Rob
Well, robot carers are being developed but can they really learn enough empathy to take care of the elderly and unwell? Empathy is the ability to understand how someone feels by imagining what it would be like to be in that person's situation.

Sam
Well, let’s hear about one of these new robots now, called Pepper. Abbey Hearn-Nagaf is a research assistant at the University of Bedfordshire. She spoke to BBC Radio 4’s You and Yours programme and explained how Pepper is first introduced to someone in a care home…

Abbey Hearn-Nagaf, research assistant, University of Bedfordshire
We just bring the robot to their room. And we talk about what Pepper can't do, which is important so we can't provide physical assistance in any way. It does have hands, it can wave... when you ask for privacy, it does turn around and sort of cover its eyes with its hands but that's the most it does.  It doesn't grip anything, it doesn't move anything because we're more interested to see how it works as a companion - having something there to talk to, to converse with, to interact with.

Rob
So, Abbey described how the robot is introduced to someone.

Sam
She was keen to point out that this robot has limitations – things it can’t do. It can wave or turn round when a person needs privacy – to be private – but it can’t provide physical assistance. This means it can’t help someone by touching or feeling them.

Rob
But that’s OK, Abbey says. This robot is designed to be a companion – someone who is with you to keep you company - a friend in other words that you can converse or talk with.

Sam
Well, having a companion is a good way to stop people getting lonely, but surely a human is better for that – surely they understand you better than a robot ever can?

Rob
Well, innovation means that robots are becoming cleverer all the time. And as we’ve mentioned, in the UK alone there is a growing elderly population and more than 100,000 care assistant vacancies. Who is going to do all the work?  

Sam
I think we should hear from Dr Sarah Woodin, a health researcher in independent living from Leeds University, who also spoke to the BBC’s You and Yours programme. She seems more realistic about the introduction of robot carers.
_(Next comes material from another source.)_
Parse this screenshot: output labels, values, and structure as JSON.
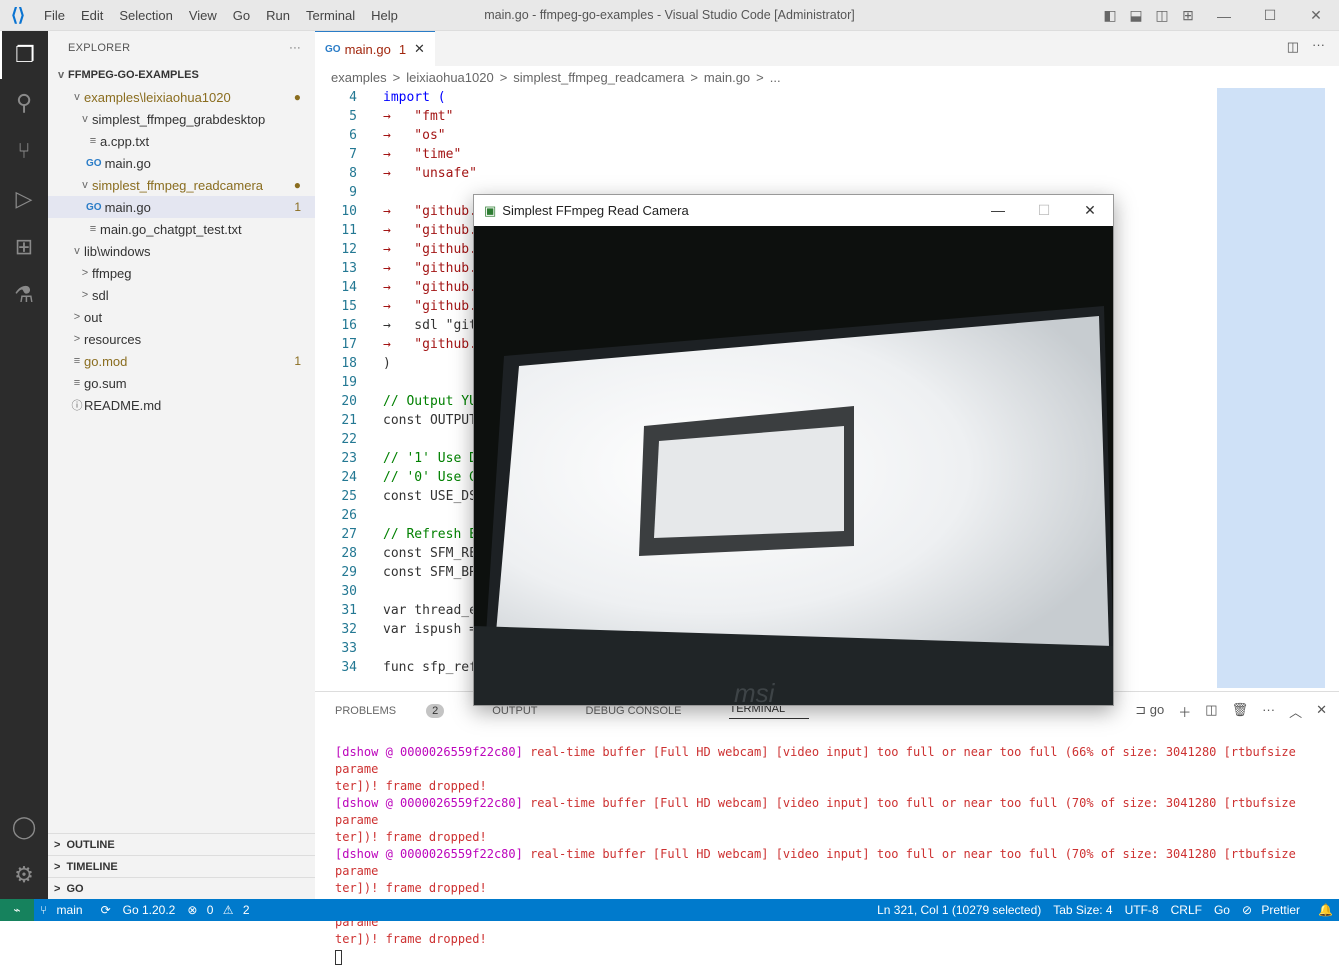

Dr Sarah Woodin, Leeds University
I think there are problems if we consider robots as replacement for people. We know that money is tight - if robots become mass-produced there could be large institutions where people might be housed and abandoned to robots ... I do think questions of ethics need to come into the growth and jobs agenda as well because sometimes they're treated very separately.

Rob
OK, so Sarah Woodin suggests that when money is tight – meaning there is only just enough -  making robots in large quantities – or mass-produced – might be a cheaper option than using humans. And she says people might be abandoned to robots.

Sam
Yes, abandoned means left alone in a place, usually forever. So she says it might be possible that someone ends up being forgotten and only having a robot to care for them. So is this right, ethically?

Rob
Yes well, she mentions ethics – that’s what is morally right – and that needs to be considered as part of the jobs agenda. So, we shouldn’t just consider what jobs vacancies need filling but who and how it should be done. And earlier I asked you, Sam, did you know in which year was the first commercial robot built? And you said?

Sam
I said 1954.

Rob
Well you didn’t need a robot to help you there because you are right. Well done!

Sam
Now let’s do something a robot can’t do yet, and that’s recap the vocabulary we’ve highlighted today, starting with empathy.

Rob
Empathy is the ability to understand how someone feels by imagining what it would be like to be in that person's situation.

Sam
Physical assistance describes helping someone by touching them.

Rob
We also mention a companion – that’s someone who is with you and keeps you company.

Sam
Our next word was tight – in the context of money, when money is tight it means there is not enough.

Rob
Abandoned means left alone in a place, usually forever.

Sam
And finally, we discussed the word ethics – we hear a lot about business ethics or medical ethics – and it means the study of what is morally right.

Rob
OK, thank you, Sam. Well, we’ve managed to get through 6 Minute English without the aid of a robot. That’s all for now but please join us again soon. Goodbye!

Sam
Bye bye everyone!